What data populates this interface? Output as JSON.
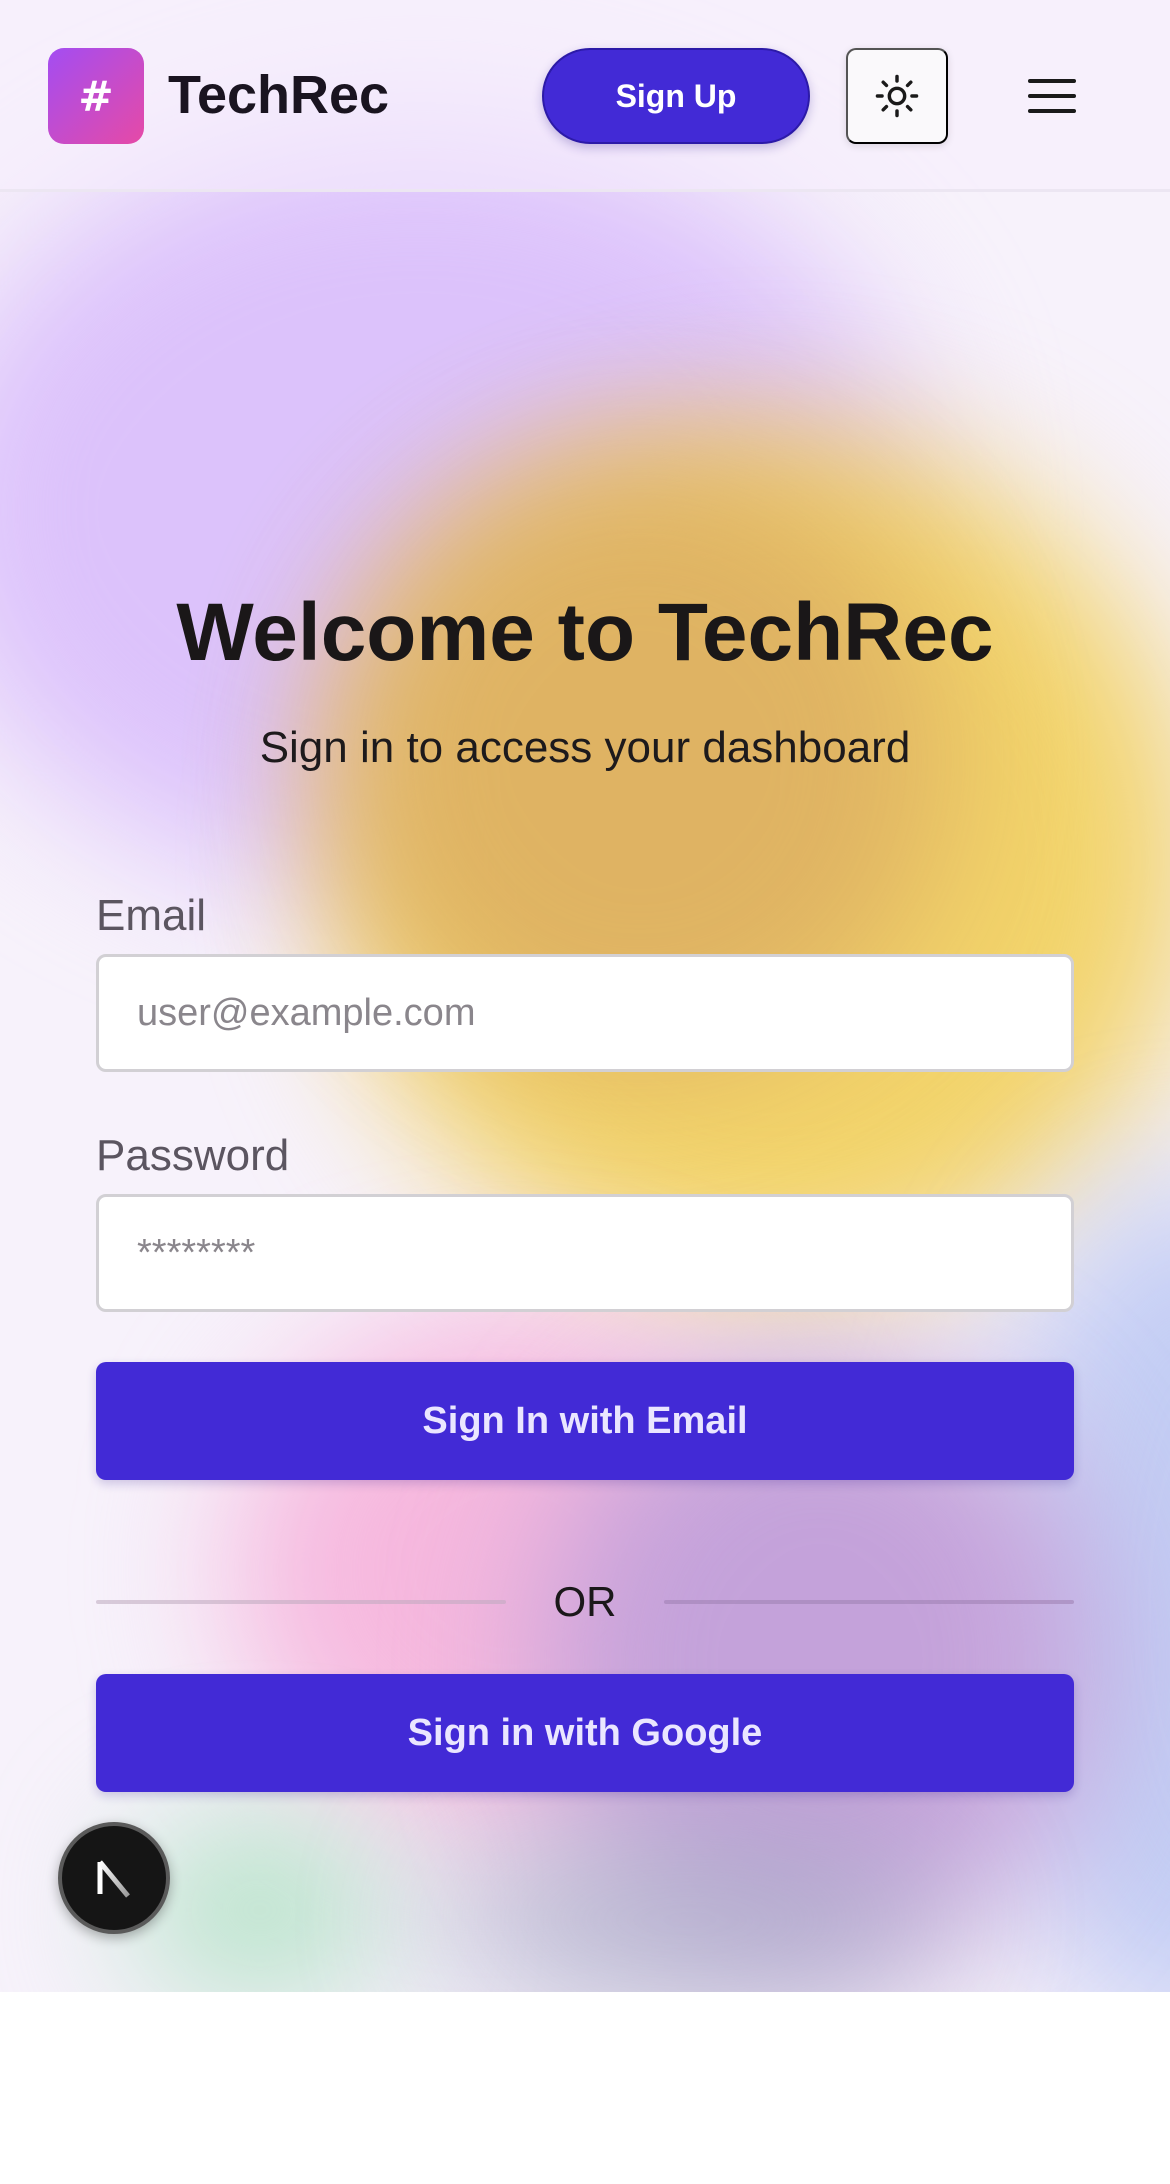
{
  "header": {
    "logo_symbol": "#",
    "brand": "TechRec",
    "signup_label": "Sign Up",
    "theme_icon": "sun-icon",
    "menu_icon": "hamburger-menu-icon"
  },
  "main": {
    "title": "Welcome to TechRec",
    "subtitle": "Sign in to access your dashboard",
    "email": {
      "label": "Email",
      "placeholder": "user@example.com",
      "value": ""
    },
    "password": {
      "label": "Password",
      "placeholder": "********",
      "value": ""
    },
    "email_signin_label": "Sign In with Email",
    "divider_text": "OR",
    "google_signin_label": "Sign in with Google"
  },
  "dev_badge": {
    "letter": "N",
    "icon": "nextjs-logo-icon"
  },
  "colors": {
    "primary": "#422ad6",
    "logo_gradient_start": "#a34df2",
    "logo_gradient_end": "#e64aa6",
    "text_dark": "#1a1718"
  }
}
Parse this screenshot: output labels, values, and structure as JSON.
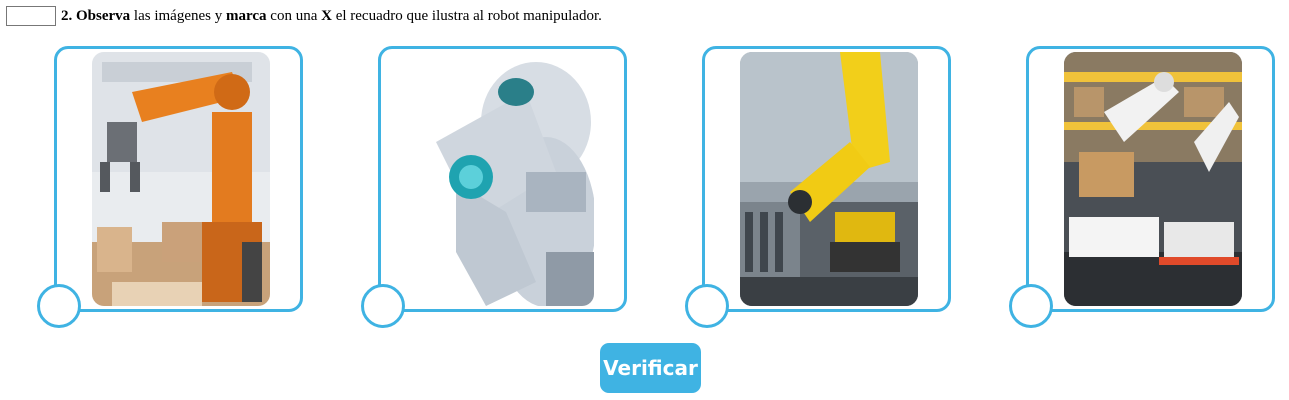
{
  "question": {
    "number": "2.",
    "observa": "Observa",
    "text1": "las imágenes y",
    "marca": "marca",
    "text2": "con una",
    "mark": "X",
    "text3": "el recuadro que ilustra al robot manipulador."
  },
  "options": [
    {
      "image": "orange-industrial-robot-arm-image"
    },
    {
      "image": "humanoid-robot-thinking-image"
    },
    {
      "image": "yellow-industrial-robot-arm-image"
    },
    {
      "image": "white-warehouse-robot-arms-image"
    }
  ],
  "verify_button": {
    "label": "Verificar"
  },
  "colors": {
    "accent": "#3fb3e3",
    "button_text": "#ffffff"
  }
}
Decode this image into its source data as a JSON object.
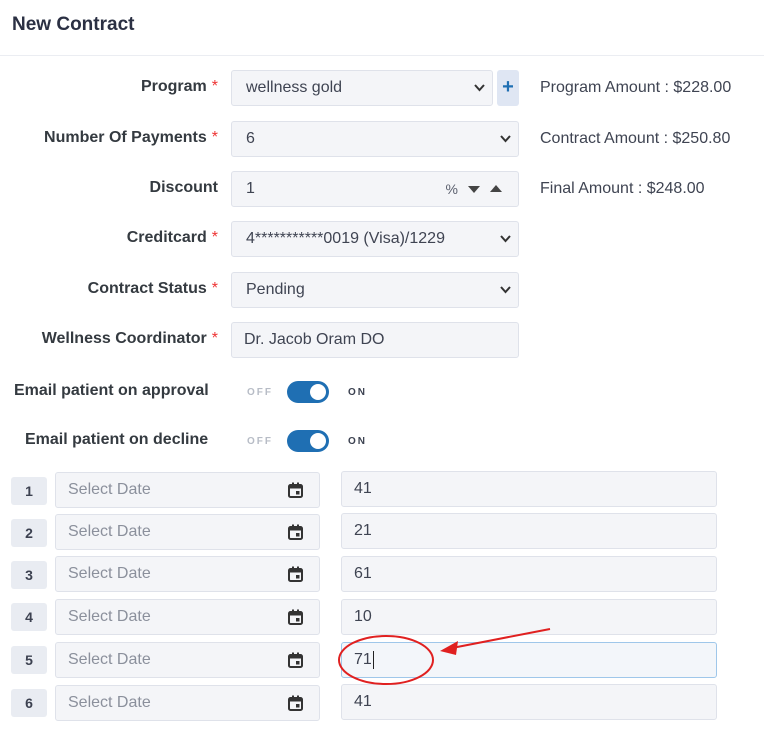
{
  "header": {
    "title": "New Contract"
  },
  "form": {
    "program": {
      "label": "Program",
      "value": "wellness gold",
      "add_label": "+"
    },
    "payments": {
      "label": "Number Of Payments",
      "value": "6"
    },
    "discount": {
      "label": "Discount",
      "value": "1",
      "unit": "%"
    },
    "creditcard": {
      "label": "Creditcard",
      "value": "4***********0019 (Visa)/1229"
    },
    "status": {
      "label": "Contract Status",
      "value": "Pending"
    },
    "coordinator": {
      "label": "Wellness Coordinator",
      "value": "Dr. Jacob Oram DO"
    },
    "required_mark": "*"
  },
  "amounts": {
    "program": "Program Amount : $228.00",
    "contract": "Contract Amount : $250.80",
    "final": "Final Amount : $248.00"
  },
  "toggles": {
    "off_text": "OFF",
    "on_text": "ON",
    "approval": {
      "label": "Email patient on approval",
      "state": "on"
    },
    "decline": {
      "label": "Email patient on decline",
      "state": "on"
    }
  },
  "schedule": {
    "date_placeholder": "Select Date",
    "rows": [
      {
        "num": "1",
        "amount": "41"
      },
      {
        "num": "2",
        "amount": "21"
      },
      {
        "num": "3",
        "amount": "61"
      },
      {
        "num": "4",
        "amount": "10"
      },
      {
        "num": "5",
        "amount": "71"
      },
      {
        "num": "6",
        "amount": "41"
      }
    ]
  },
  "colors": {
    "accent": "#1f6fb3",
    "required": "#e33333",
    "annotation": "#e02020"
  },
  "icons": [
    "chevron-down-icon",
    "plus-icon",
    "spin-up-icon",
    "spin-down-icon",
    "calendar-icon"
  ]
}
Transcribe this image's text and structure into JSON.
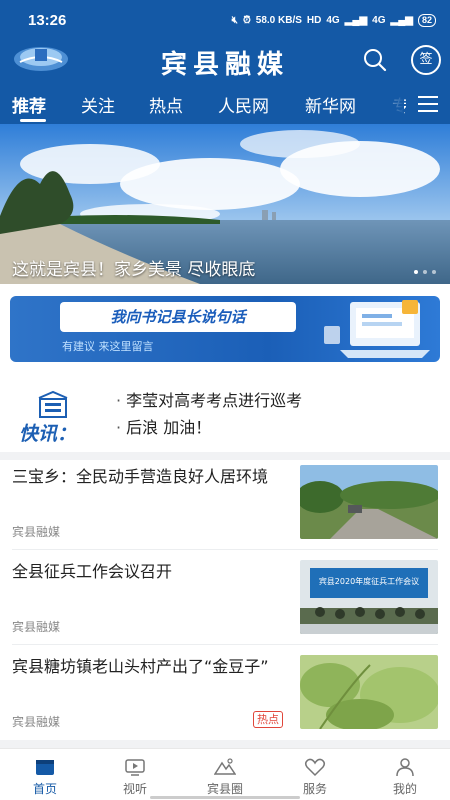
{
  "status_bar": {
    "time": "13:26",
    "net_speed": "58.0 KB/S",
    "hd": "HD",
    "sim1": "4G",
    "sim2": "4G",
    "battery": "82"
  },
  "header": {
    "title": "宾县融媒",
    "sign_label": "签",
    "icons": {
      "search": "search-icon",
      "logo": "app-logo"
    }
  },
  "tabs": [
    {
      "label": "推荐",
      "active": true
    },
    {
      "label": "关注"
    },
    {
      "label": "热点"
    },
    {
      "label": "人民网"
    },
    {
      "label": "新华网"
    },
    {
      "label": "专"
    }
  ],
  "banner": {
    "caption": "这就是宾县！家乡美景 尽收眼底"
  },
  "promo": {
    "title": "我向书记县长说句话",
    "subtitle": "有建议 来这里留言"
  },
  "news_flash": {
    "label": "快讯：",
    "items": [
      "李莹对高考考点进行巡考",
      "后浪 加油！"
    ]
  },
  "news": [
    {
      "title": "三宝乡：全民动手营造良好人居环境",
      "source": "宾县融媒",
      "badge": ""
    },
    {
      "title": "全县征兵工作会议召开",
      "source": "宾县融媒",
      "badge": "",
      "thumb_text": "宾县2020年度征兵工作会议"
    },
    {
      "title": "宾县糖坊镇老山头村产出了“金豆子”",
      "source": "宾县融媒",
      "badge": "热点"
    }
  ],
  "bottom_nav": [
    {
      "label": "首页",
      "icon": "home-icon",
      "active": true
    },
    {
      "label": "视听",
      "icon": "tv-icon"
    },
    {
      "label": "宾县圈",
      "icon": "mountain-icon"
    },
    {
      "label": "服务",
      "icon": "heart-icon"
    },
    {
      "label": "我的",
      "icon": "user-icon"
    }
  ],
  "colors": {
    "brand": "#1459a6",
    "hot": "#e0463a"
  }
}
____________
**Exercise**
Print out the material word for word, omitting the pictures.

**Task output**
What data populates this interface? Output as JSON.
{
  "header": {
    "logo_symbol": "#",
    "brand": "TechRec",
    "signup_label": "Sign Up",
    "theme_icon": "sun-icon",
    "menu_icon": "hamburger-menu-icon"
  },
  "main": {
    "title": "Welcome to TechRec",
    "subtitle": "Sign in to access your dashboard",
    "email": {
      "label": "Email",
      "placeholder": "user@example.com",
      "value": ""
    },
    "password": {
      "label": "Password",
      "placeholder": "********",
      "value": ""
    },
    "email_signin_label": "Sign In with Email",
    "divider_text": "OR",
    "google_signin_label": "Sign in with Google"
  },
  "dev_badge": {
    "letter": "N",
    "icon": "nextjs-logo-icon"
  },
  "colors": {
    "primary": "#422ad6",
    "logo_gradient_start": "#a34df2",
    "logo_gradient_end": "#e64aa6",
    "text_dark": "#1a1718"
  }
}
Parse this screenshot: output labels, values, and structure as JSON.
{
  "question": {
    "number": "2.",
    "observa": "Observa",
    "text1": "las imágenes y",
    "marca": "marca",
    "text2": "con una",
    "mark": "X",
    "text3": "el recuadro que ilustra al robot manipulador."
  },
  "options": [
    {
      "image": "orange-industrial-robot-arm-image"
    },
    {
      "image": "humanoid-robot-thinking-image"
    },
    {
      "image": "yellow-industrial-robot-arm-image"
    },
    {
      "image": "white-warehouse-robot-arms-image"
    }
  ],
  "verify_button": {
    "label": "Verificar"
  },
  "colors": {
    "accent": "#3fb3e3",
    "button_text": "#ffffff"
  }
}
Decode this image into its source data as a JSON object.
{
  "header": {
    "title": "New Contract"
  },
  "form": {
    "program": {
      "label": "Program",
      "value": "wellness gold",
      "add_label": "+"
    },
    "payments": {
      "label": "Number Of Payments",
      "value": "6"
    },
    "discount": {
      "label": "Discount",
      "value": "1",
      "unit": "%"
    },
    "creditcard": {
      "label": "Creditcard",
      "value": "4***********0019 (Visa)/1229"
    },
    "status": {
      "label": "Contract Status",
      "value": "Pending"
    },
    "coordinator": {
      "label": "Wellness Coordinator",
      "value": "Dr. Jacob Oram DO"
    },
    "required_mark": "*"
  },
  "amounts": {
    "program": "Program Amount : $228.00",
    "contract": "Contract Amount : $250.80",
    "final": "Final Amount : $248.00"
  },
  "toggles": {
    "off_text": "OFF",
    "on_text": "ON",
    "approval": {
      "label": "Email patient on approval",
      "state": "on"
    },
    "decline": {
      "label": "Email patient on decline",
      "state": "on"
    }
  },
  "schedule": {
    "date_placeholder": "Select Date",
    "rows": [
      {
        "num": "1",
        "amount": "41"
      },
      {
        "num": "2",
        "amount": "21"
      },
      {
        "num": "3",
        "amount": "61"
      },
      {
        "num": "4",
        "amount": "10"
      },
      {
        "num": "5",
        "amount": "71"
      },
      {
        "num": "6",
        "amount": "41"
      }
    ]
  },
  "colors": {
    "accent": "#1f6fb3",
    "required": "#e33333",
    "annotation": "#e02020"
  },
  "icons": [
    "chevron-down-icon",
    "plus-icon",
    "spin-up-icon",
    "spin-down-icon",
    "calendar-icon"
  ]
}
Transcribe this image's text and structure into JSON.
{
  "status_bar": {
    "time": "13:26",
    "net_speed": "58.0 KB/S",
    "hd": "HD",
    "sim1": "4G",
    "sim2": "4G",
    "battery": "82"
  },
  "header": {
    "title": "宾县融媒",
    "sign_label": "签",
    "icons": {
      "search": "search-icon",
      "logo": "app-logo"
    }
  },
  "tabs": [
    {
      "label": "推荐",
      "active": true
    },
    {
      "label": "关注"
    },
    {
      "label": "热点"
    },
    {
      "label": "人民网"
    },
    {
      "label": "新华网"
    },
    {
      "label": "专"
    }
  ],
  "banner": {
    "caption": "这就是宾县！家乡美景 尽收眼底"
  },
  "promo": {
    "title": "我向书记县长说句话",
    "subtitle": "有建议 来这里留言"
  },
  "news_flash": {
    "label": "快讯：",
    "items": [
      "李莹对高考考点进行巡考",
      "后浪 加油！"
    ]
  },
  "news": [
    {
      "title": "三宝乡：全民动手营造良好人居环境",
      "source": "宾县融媒",
      "badge": ""
    },
    {
      "title": "全县征兵工作会议召开",
      "source": "宾县融媒",
      "badge": "",
      "thumb_text": "宾县2020年度征兵工作会议"
    },
    {
      "title": "宾县糖坊镇老山头村产出了“金豆子”",
      "source": "宾县融媒",
      "badge": "热点"
    }
  ],
  "bottom_nav": [
    {
      "label": "首页",
      "icon": "home-icon",
      "active": true
    },
    {
      "label": "视听",
      "icon": "tv-icon"
    },
    {
      "label": "宾县圈",
      "icon": "mountain-icon"
    },
    {
      "label": "服务",
      "icon": "heart-icon"
    },
    {
      "label": "我的",
      "icon": "user-icon"
    }
  ],
  "colors": {
    "brand": "#1459a6",
    "hot": "#e0463a"
  }
}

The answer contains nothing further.